Like its predecessor i1Display 2 can only is used for calibration and profiling of CRT and LCD monitors. However, not before time, x-rite have also included the option for native gamma. This is a welcome and very necessary addition to i1Match, which will come in particularly useful for users who specialise in Black & White images.
'Advanced' mode (figure 3) gives experienced users access to customised settings for the best possible results. Disc drill mac free download. These include alternative white point and gamma values. The 'native white point' option leaves the white point of the display as is which is an essential perquisite when profiling LCD type displays. It's also possible to set your preferred luminance value. The default value for LCDs is now 120cd/m2, which is a lot more useable than 140 (previous default).

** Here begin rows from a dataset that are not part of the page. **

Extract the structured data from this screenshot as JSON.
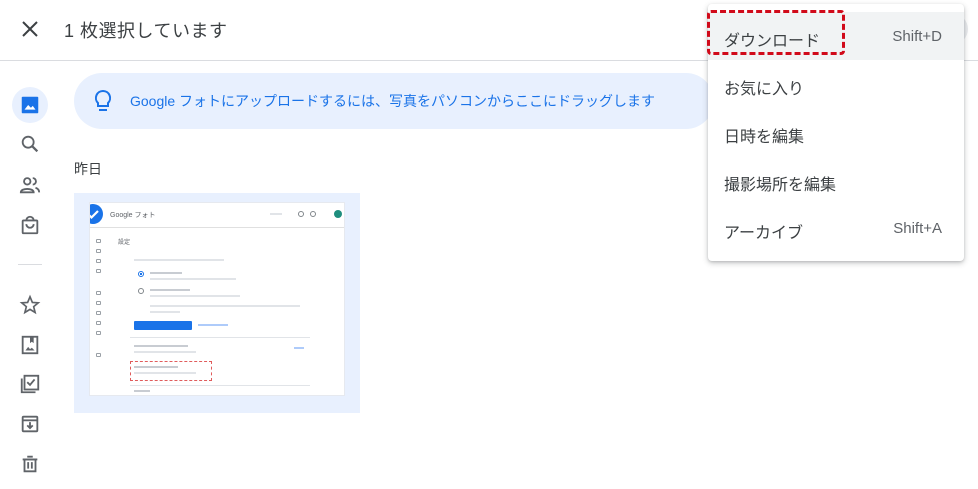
{
  "header": {
    "title": "1 枚選択しています"
  },
  "banner": {
    "text": "Google フォトにアップロードするには、写真をパソコンからここにドラッグします"
  },
  "date_group": {
    "label": "昨日"
  },
  "menu": {
    "items": [
      {
        "label": "ダウンロード",
        "shortcut": "Shift+D"
      },
      {
        "label": "お気に入り",
        "shortcut": ""
      },
      {
        "label": "日時を編集",
        "shortcut": ""
      },
      {
        "label": "撮影場所を編集",
        "shortcut": ""
      },
      {
        "label": "アーカイブ",
        "shortcut": "Shift+A"
      }
    ]
  },
  "thumbnail": {
    "app_name": "Google フォト",
    "heading": "設定"
  },
  "sidebar": {
    "icons": [
      "photos-icon",
      "search-icon",
      "people-icon",
      "shopping-bag-icon",
      "star-icon",
      "album-icon",
      "utilities-icon",
      "archive-icon",
      "trash-icon"
    ]
  },
  "colors": {
    "accent": "#1a73e8",
    "banner_bg": "#e8f0fe",
    "highlight_border": "#d10a1a"
  }
}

'Advanced' also provides support for checking the 'ambient light' light within your monitor workplace (figure 4). Ideally, the lighting within the workplace should be set up to meet the ISO norm for Graphic Technology and Photography, although it may not be possible to achieve a perfect match. There are actually two norms, one for editing the image independently of the printed output and an other for editing whilst directly comparing to printed output. i1Match uses the former. The screen shot shown above shows the ambient conditions within my workplace, which is pretty close to ideal.